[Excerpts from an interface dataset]
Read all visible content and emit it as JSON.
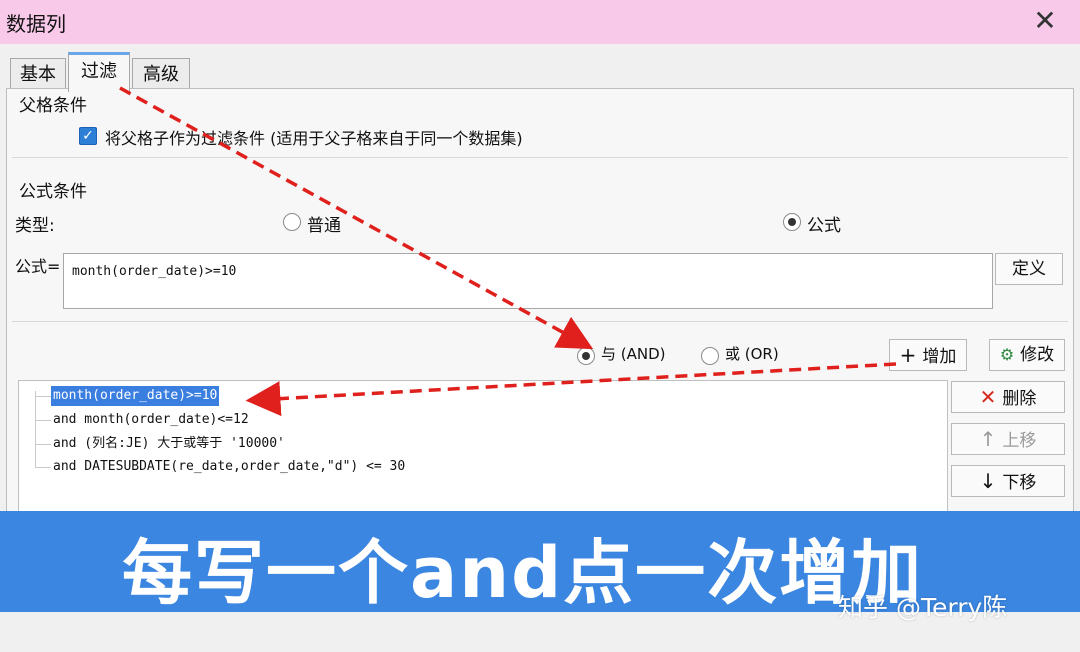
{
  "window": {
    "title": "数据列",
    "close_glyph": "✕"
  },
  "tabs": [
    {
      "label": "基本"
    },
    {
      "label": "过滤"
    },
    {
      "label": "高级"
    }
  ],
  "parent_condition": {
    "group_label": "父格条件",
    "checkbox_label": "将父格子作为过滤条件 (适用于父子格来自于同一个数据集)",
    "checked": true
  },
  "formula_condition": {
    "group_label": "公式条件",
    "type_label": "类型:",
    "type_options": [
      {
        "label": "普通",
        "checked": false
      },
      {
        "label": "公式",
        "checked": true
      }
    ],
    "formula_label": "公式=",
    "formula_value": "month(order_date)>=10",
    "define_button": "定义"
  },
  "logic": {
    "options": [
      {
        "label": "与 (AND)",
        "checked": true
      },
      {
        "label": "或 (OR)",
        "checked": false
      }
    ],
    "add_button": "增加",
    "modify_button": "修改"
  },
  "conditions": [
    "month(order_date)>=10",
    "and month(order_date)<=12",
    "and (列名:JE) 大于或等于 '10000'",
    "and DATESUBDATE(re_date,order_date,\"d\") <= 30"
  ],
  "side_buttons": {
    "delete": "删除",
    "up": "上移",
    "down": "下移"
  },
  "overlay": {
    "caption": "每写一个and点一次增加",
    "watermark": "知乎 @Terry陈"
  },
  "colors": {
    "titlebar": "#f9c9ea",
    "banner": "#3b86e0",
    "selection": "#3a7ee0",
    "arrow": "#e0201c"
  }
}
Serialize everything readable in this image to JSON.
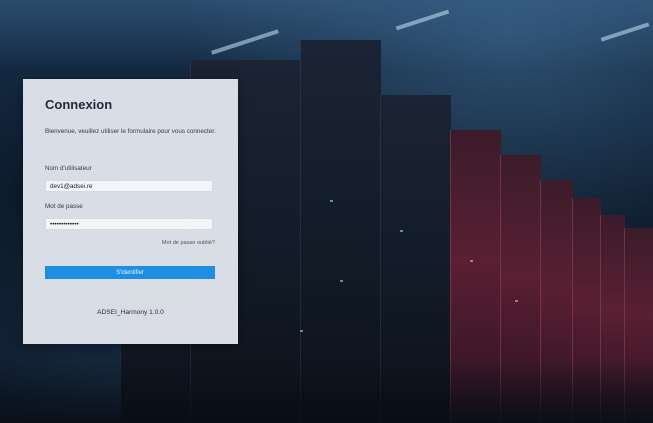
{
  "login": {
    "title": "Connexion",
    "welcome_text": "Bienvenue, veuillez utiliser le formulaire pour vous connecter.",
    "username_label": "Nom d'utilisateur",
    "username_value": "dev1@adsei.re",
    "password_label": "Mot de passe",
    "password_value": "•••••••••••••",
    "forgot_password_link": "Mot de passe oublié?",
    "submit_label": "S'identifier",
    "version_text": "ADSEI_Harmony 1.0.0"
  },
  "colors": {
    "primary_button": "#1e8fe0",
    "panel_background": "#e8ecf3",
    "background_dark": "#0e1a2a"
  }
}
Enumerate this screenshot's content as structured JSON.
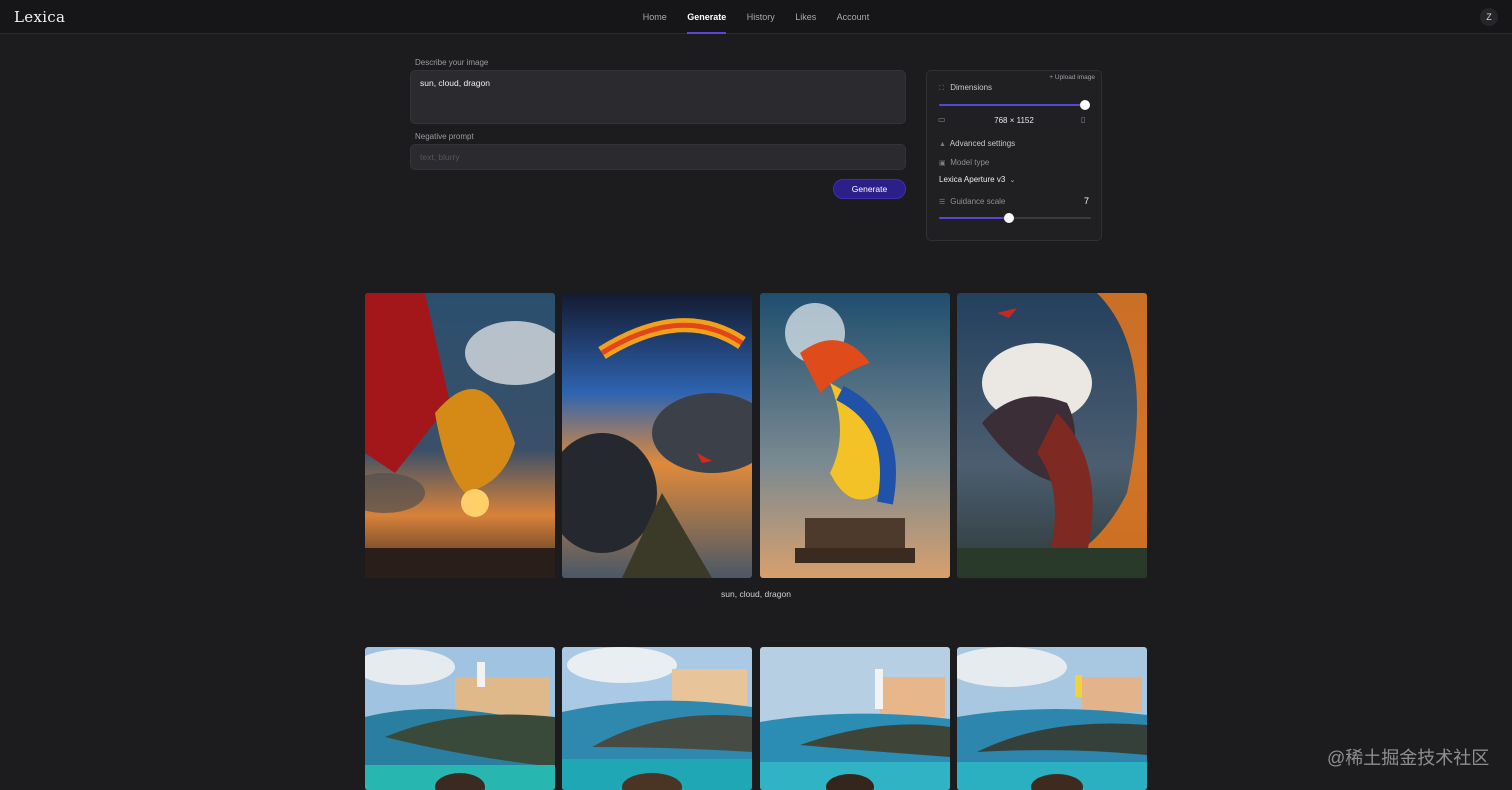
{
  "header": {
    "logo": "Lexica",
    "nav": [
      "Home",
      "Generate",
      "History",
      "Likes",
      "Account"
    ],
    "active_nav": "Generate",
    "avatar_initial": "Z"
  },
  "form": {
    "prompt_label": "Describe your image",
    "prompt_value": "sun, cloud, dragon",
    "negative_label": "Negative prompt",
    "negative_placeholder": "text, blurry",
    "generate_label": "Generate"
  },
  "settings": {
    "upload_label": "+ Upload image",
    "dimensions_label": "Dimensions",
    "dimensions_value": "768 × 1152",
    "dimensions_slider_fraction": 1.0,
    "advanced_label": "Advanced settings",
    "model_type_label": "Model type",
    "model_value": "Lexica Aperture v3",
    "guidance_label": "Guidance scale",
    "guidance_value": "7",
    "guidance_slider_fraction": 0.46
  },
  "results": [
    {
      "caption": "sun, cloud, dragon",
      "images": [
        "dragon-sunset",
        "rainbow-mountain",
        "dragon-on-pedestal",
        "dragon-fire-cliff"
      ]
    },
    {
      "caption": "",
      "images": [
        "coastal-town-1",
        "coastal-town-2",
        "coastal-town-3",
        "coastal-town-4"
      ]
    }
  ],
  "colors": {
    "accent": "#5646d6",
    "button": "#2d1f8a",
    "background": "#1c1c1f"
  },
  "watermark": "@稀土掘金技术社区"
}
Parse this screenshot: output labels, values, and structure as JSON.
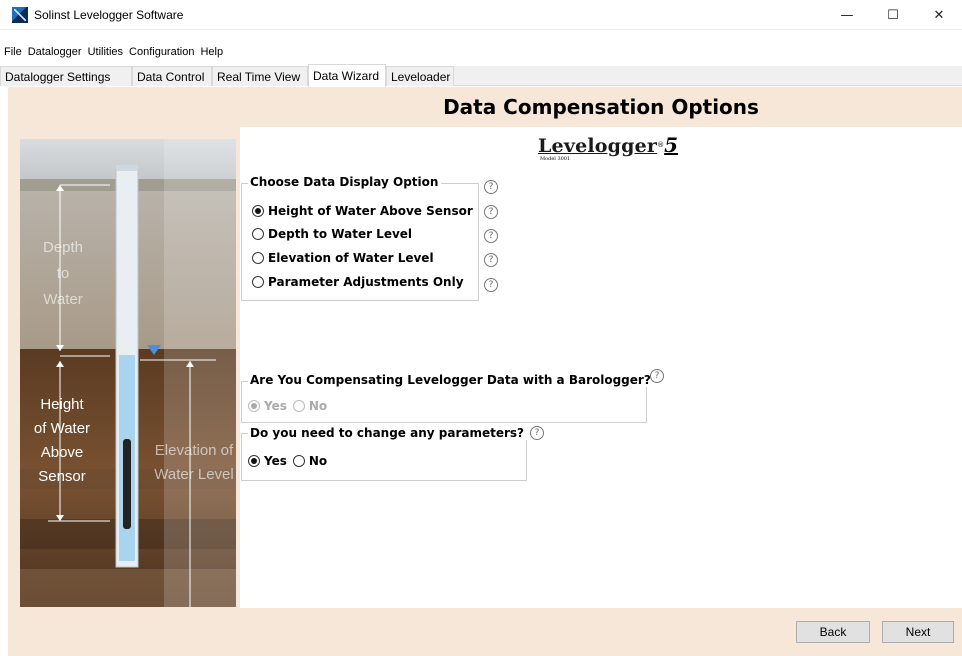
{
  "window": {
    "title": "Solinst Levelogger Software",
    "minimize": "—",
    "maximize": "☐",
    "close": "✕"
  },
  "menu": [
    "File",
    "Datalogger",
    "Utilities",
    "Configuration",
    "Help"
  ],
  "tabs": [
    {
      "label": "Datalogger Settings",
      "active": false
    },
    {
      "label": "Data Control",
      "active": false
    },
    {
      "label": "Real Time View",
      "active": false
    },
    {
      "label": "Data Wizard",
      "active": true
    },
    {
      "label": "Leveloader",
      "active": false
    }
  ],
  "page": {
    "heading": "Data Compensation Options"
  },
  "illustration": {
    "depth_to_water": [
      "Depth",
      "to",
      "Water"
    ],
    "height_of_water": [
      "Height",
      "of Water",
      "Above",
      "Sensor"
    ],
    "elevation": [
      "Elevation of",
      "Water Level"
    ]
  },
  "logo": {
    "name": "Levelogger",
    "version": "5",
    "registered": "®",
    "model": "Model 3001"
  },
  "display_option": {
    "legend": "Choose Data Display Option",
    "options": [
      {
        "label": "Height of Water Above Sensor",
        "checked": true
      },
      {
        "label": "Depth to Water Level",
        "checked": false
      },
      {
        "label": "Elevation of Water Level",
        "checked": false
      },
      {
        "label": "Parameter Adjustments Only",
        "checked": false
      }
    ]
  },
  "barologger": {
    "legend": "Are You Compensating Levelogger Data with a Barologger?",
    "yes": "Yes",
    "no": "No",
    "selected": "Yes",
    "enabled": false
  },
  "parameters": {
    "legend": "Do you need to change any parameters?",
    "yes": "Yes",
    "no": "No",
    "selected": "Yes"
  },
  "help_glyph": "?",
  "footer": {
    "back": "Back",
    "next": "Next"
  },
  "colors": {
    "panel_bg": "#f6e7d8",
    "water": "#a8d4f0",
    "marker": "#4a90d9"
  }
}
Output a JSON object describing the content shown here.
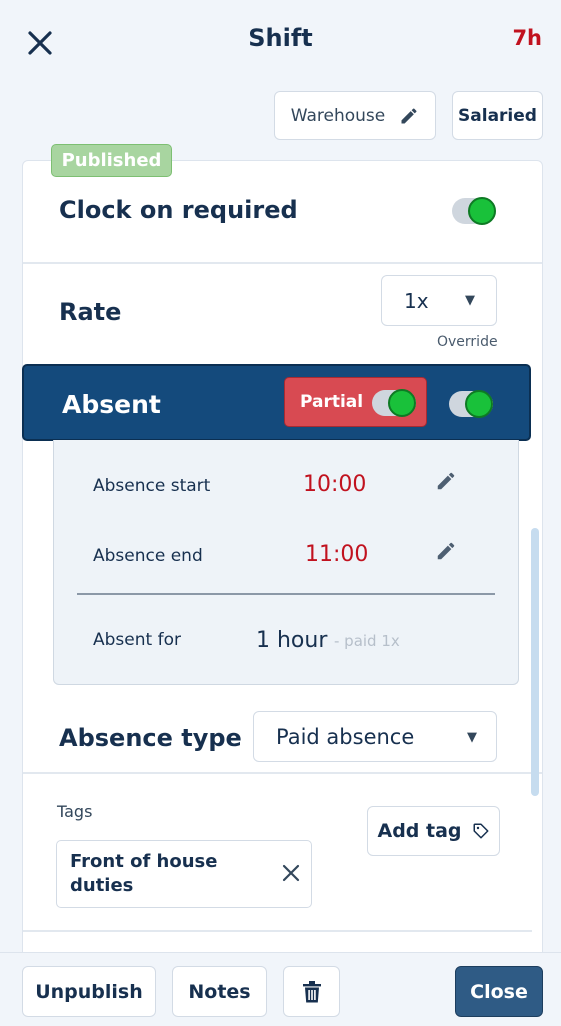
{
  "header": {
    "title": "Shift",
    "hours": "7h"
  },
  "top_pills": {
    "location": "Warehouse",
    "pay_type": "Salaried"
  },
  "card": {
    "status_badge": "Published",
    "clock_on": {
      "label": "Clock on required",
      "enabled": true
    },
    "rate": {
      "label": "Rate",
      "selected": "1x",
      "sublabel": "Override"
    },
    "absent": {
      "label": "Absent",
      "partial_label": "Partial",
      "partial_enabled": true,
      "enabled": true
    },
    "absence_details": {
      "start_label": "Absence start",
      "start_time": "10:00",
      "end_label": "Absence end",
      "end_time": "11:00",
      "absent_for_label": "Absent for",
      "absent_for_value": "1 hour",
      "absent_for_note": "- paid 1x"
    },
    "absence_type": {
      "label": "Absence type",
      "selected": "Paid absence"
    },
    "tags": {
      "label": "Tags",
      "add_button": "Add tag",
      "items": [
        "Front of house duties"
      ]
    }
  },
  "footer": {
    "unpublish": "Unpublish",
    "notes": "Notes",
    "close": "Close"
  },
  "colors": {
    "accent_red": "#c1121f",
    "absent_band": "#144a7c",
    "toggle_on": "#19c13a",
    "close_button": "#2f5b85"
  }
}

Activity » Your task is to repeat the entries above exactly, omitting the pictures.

Your response »
Read all visible content and emit it as JSON.
{
  "window": {
    "title": "数据列",
    "close_glyph": "✕"
  },
  "tabs": [
    {
      "label": "基本"
    },
    {
      "label": "过滤"
    },
    {
      "label": "高级"
    }
  ],
  "parent_condition": {
    "group_label": "父格条件",
    "checkbox_label": "将父格子作为过滤条件 (适用于父子格来自于同一个数据集)",
    "checked": true
  },
  "formula_condition": {
    "group_label": "公式条件",
    "type_label": "类型:",
    "type_options": [
      {
        "label": "普通",
        "checked": false
      },
      {
        "label": "公式",
        "checked": true
      }
    ],
    "formula_label": "公式=",
    "formula_value": "month(order_date)>=10",
    "define_button": "定义"
  },
  "logic": {
    "options": [
      {
        "label": "与 (AND)",
        "checked": true
      },
      {
        "label": "或 (OR)",
        "checked": false
      }
    ],
    "add_button": "增加",
    "modify_button": "修改"
  },
  "conditions": [
    "month(order_date)>=10",
    "and month(order_date)<=12",
    "and (列名:JE) 大于或等于 '10000'",
    "and DATESUBDATE(re_date,order_date,\"d\") <= 30"
  ],
  "side_buttons": {
    "delete": "删除",
    "up": "上移",
    "down": "下移"
  },
  "overlay": {
    "caption": "每写一个and点一次增加",
    "watermark": "知乎 @Terry陈"
  },
  "colors": {
    "titlebar": "#f9c9ea",
    "banner": "#3b86e0",
    "selection": "#3a7ee0",
    "arrow": "#e0201c"
  }
}
Serialize everything readable in this image to JSON.
{
  "login": {
    "title": "Connexion",
    "welcome_text": "Bienvenue, veuillez utiliser le formulaire pour vous connecter.",
    "username_label": "Nom d'utilisateur",
    "username_value": "dev1@adsei.re",
    "password_label": "Mot de passe",
    "password_value": "•••••••••••••",
    "forgot_password_link": "Mot de passe oublié?",
    "submit_label": "S'identifier",
    "version_text": "ADSEI_Harmony 1.0.0"
  },
  "colors": {
    "primary_button": "#1e8fe0",
    "panel_background": "#e8ecf3",
    "background_dark": "#0e1a2a"
  }
}
Enumerate this screenshot's content as structured JSON.
{
  "header": {
    "logo": "Lexica",
    "nav": [
      "Home",
      "Generate",
      "History",
      "Likes",
      "Account"
    ],
    "active_nav": "Generate",
    "avatar_initial": "Z"
  },
  "form": {
    "prompt_label": "Describe your image",
    "prompt_value": "sun, cloud, dragon",
    "negative_label": "Negative prompt",
    "negative_placeholder": "text, blurry",
    "generate_label": "Generate"
  },
  "settings": {
    "upload_label": "+ Upload image",
    "dimensions_label": "Dimensions",
    "dimensions_value": "768 × 1152",
    "dimensions_slider_fraction": 1.0,
    "advanced_label": "Advanced settings",
    "model_type_label": "Model type",
    "model_value": "Lexica Aperture v3",
    "guidance_label": "Guidance scale",
    "guidance_value": "7",
    "guidance_slider_fraction": 0.46
  },
  "results": [
    {
      "caption": "sun, cloud, dragon",
      "images": [
        "dragon-sunset",
        "rainbow-mountain",
        "dragon-on-pedestal",
        "dragon-fire-cliff"
      ]
    },
    {
      "caption": "",
      "images": [
        "coastal-town-1",
        "coastal-town-2",
        "coastal-town-3",
        "coastal-town-4"
      ]
    }
  ],
  "colors": {
    "accent": "#5646d6",
    "button": "#2d1f8a",
    "background": "#1c1c1f"
  },
  "watermark": "@稀土掘金技术社区"
}
Parse this screenshot: output labels, values, and structure as JSON.
{
  "window": {
    "title": "Solinst Levelogger Software",
    "minimize": "—",
    "maximize": "☐",
    "close": "✕"
  },
  "menu": [
    "File",
    "Datalogger",
    "Utilities",
    "Configuration",
    "Help"
  ],
  "tabs": [
    {
      "label": "Datalogger Settings",
      "active": false
    },
    {
      "label": "Data Control",
      "active": false
    },
    {
      "label": "Real Time View",
      "active": false
    },
    {
      "label": "Data Wizard",
      "active": true
    },
    {
      "label": "Leveloader",
      "active": false
    }
  ],
  "page": {
    "heading": "Data Compensation Options"
  },
  "illustration": {
    "depth_to_water": [
      "Depth",
      "to",
      "Water"
    ],
    "height_of_water": [
      "Height",
      "of Water",
      "Above",
      "Sensor"
    ],
    "elevation": [
      "Elevation of",
      "Water Level"
    ]
  },
  "logo": {
    "name": "Levelogger",
    "version": "5",
    "registered": "®",
    "model": "Model 3001"
  },
  "display_option": {
    "legend": "Choose Data Display Option",
    "options": [
      {
        "label": "Height of Water Above Sensor",
        "checked": true
      },
      {
        "label": "Depth to Water Level",
        "checked": false
      },
      {
        "label": "Elevation of Water Level",
        "checked": false
      },
      {
        "label": "Parameter Adjustments Only",
        "checked": false
      }
    ]
  },
  "barologger": {
    "legend": "Are You Compensating Levelogger Data with a Barologger?",
    "yes": "Yes",
    "no": "No",
    "selected": "Yes",
    "enabled": false
  },
  "parameters": {
    "legend": "Do you need to change any parameters?",
    "yes": "Yes",
    "no": "No",
    "selected": "Yes"
  },
  "help_glyph": "?",
  "footer": {
    "back": "Back",
    "next": "Next"
  },
  "colors": {
    "panel_bg": "#f6e7d8",
    "water": "#a8d4f0",
    "marker": "#4a90d9"
  }
}
Output a JSON object describing the content shown here.
{
  "header": {
    "title": "Shift",
    "hours": "7h"
  },
  "top_pills": {
    "location": "Warehouse",
    "pay_type": "Salaried"
  },
  "card": {
    "status_badge": "Published",
    "clock_on": {
      "label": "Clock on required",
      "enabled": true
    },
    "rate": {
      "label": "Rate",
      "selected": "1x",
      "sublabel": "Override"
    },
    "absent": {
      "label": "Absent",
      "partial_label": "Partial",
      "partial_enabled": true,
      "enabled": true
    },
    "absence_details": {
      "start_label": "Absence start",
      "start_time": "10:00",
      "end_label": "Absence end",
      "end_time": "11:00",
      "absent_for_label": "Absent for",
      "absent_for_value": "1 hour",
      "absent_for_note": "- paid 1x"
    },
    "absence_type": {
      "label": "Absence type",
      "selected": "Paid absence"
    },
    "tags": {
      "label": "Tags",
      "add_button": "Add tag",
      "items": [
        "Front of house duties"
      ]
    }
  },
  "footer": {
    "unpublish": "Unpublish",
    "notes": "Notes",
    "close": "Close"
  },
  "colors": {
    "accent_red": "#c1121f",
    "absent_band": "#144a7c",
    "toggle_on": "#19c13a",
    "close_button": "#2f5b85"
  }
}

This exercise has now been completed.